We checked into the hotel, everyone changed into their costume and met in the lobby prior to the performance. As Sheilah entered the lobby, she discovered that everyone was dressed as a pirate…except her. Sheilah was wearing a very finely tailored…penguin costume.  It may have been unnoticeable, except for her location smack dab in the middle of the band during the performance. One of our band members was asked (quite seriously) if he was aware that there was a penguin infiltrator in the band of pirates.

Being a ‘pirate band’ has remained a great source of amusement and identity for MBJS.  New band members must attend a tutorial (YouTube video) on how to learn to speak and act like a pirate, and we recognize International Talk Like a Pirate Day annually.  During the COVID pandemic, one of our Zoom meetings had everyone dressed like a pirate while together we watched the movie “Fisherman’s Friends” which featured sea shanty songs.  

The truth is far too much fun.”
-Captain Hook


 It’s incredible to have a group that is this committed to its art form and each other. Without a shadow of a doubt, we always have full attendance for practice and that’s a testament to our culture. We consistently challenge and push our personal limits – whether it’s learning a new instrument or an arrangement we would never imagine ourselves playing – it makes us better as a group and as musicians.

“I feel very privileged to be part of this fun and committed group. The people, the fun music, the way we are pushed outside our comfort zones and sometimes our abilities yet always rise to the challenge all make for a great group to spend time with.”
– Myrna Michieli

You may wonder why people play in this band, and to be quite frank:

“The joy of playing music I like with people I like. It’s as simple as that.”

– Sheilah Hammerton

“I’ve always appreciated the sense of dynamism which we have. That’s the best way I have to describe the ethos of this group. Always something going on, something to be interested in, something to take us forward.”

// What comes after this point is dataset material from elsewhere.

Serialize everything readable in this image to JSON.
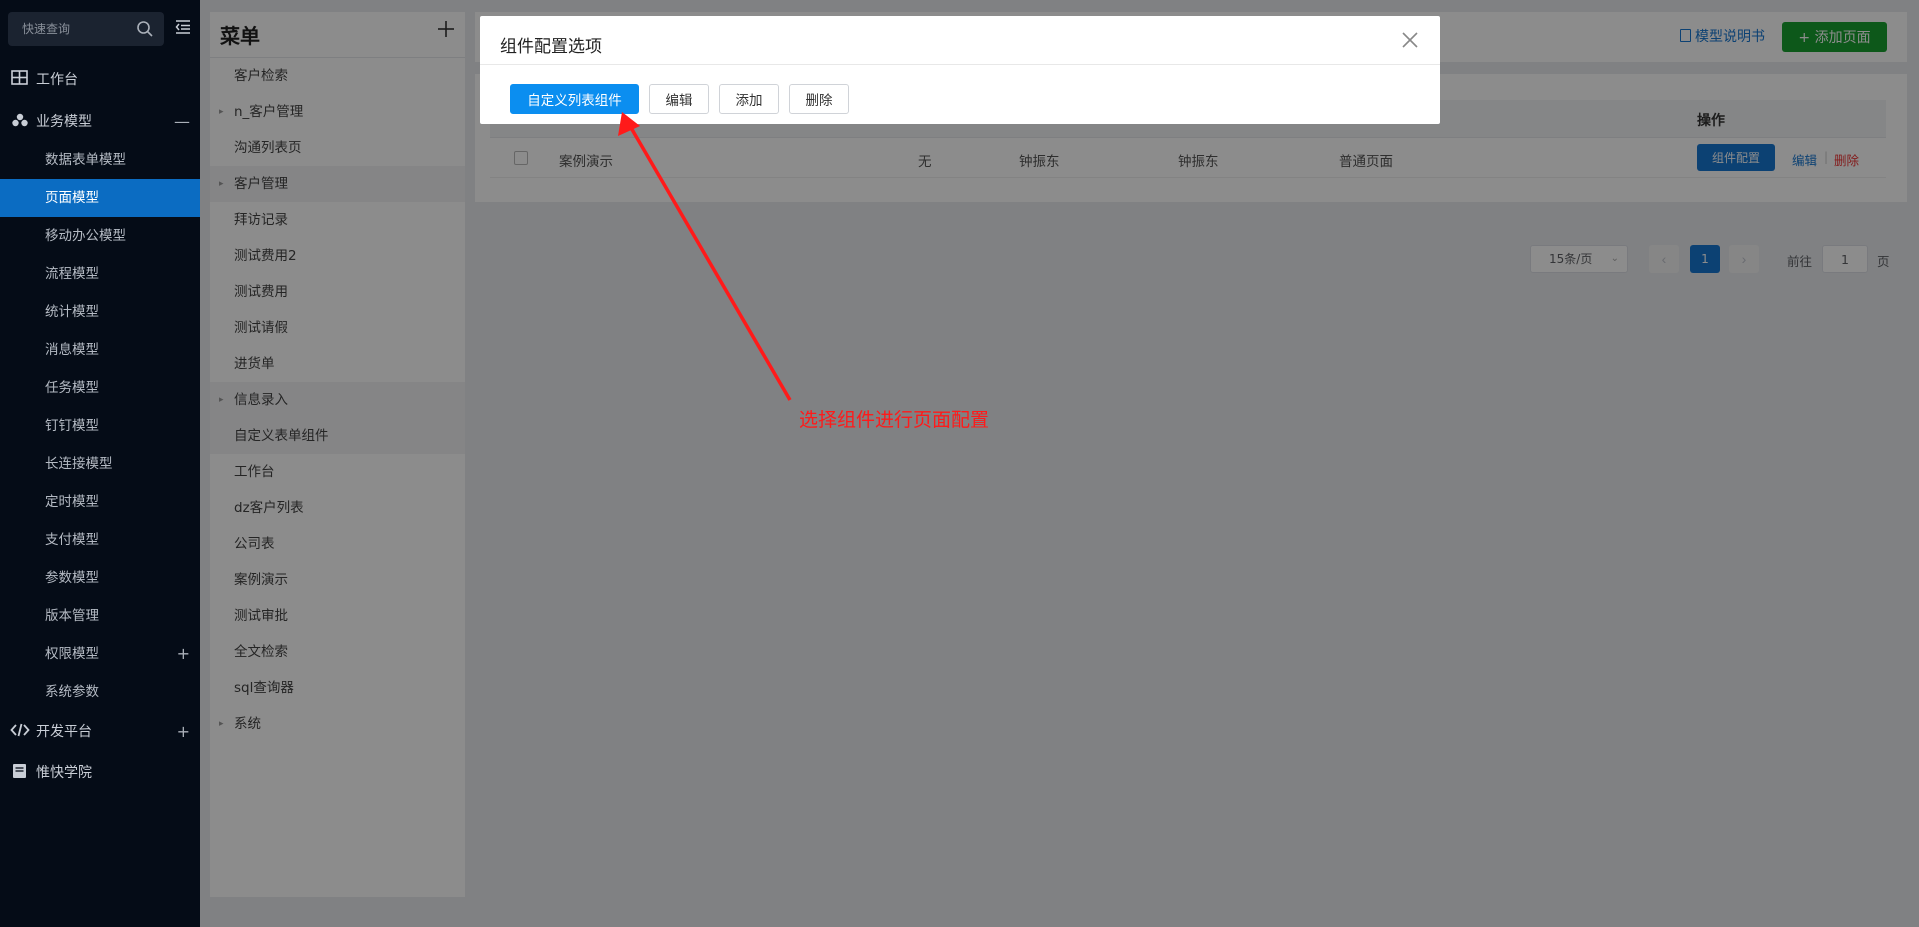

– Dave Philpot

“I came back because I was being challenged, people were nice, there were always interesting projects on the horizon, and it was fun.”

– Cherilyn Michaels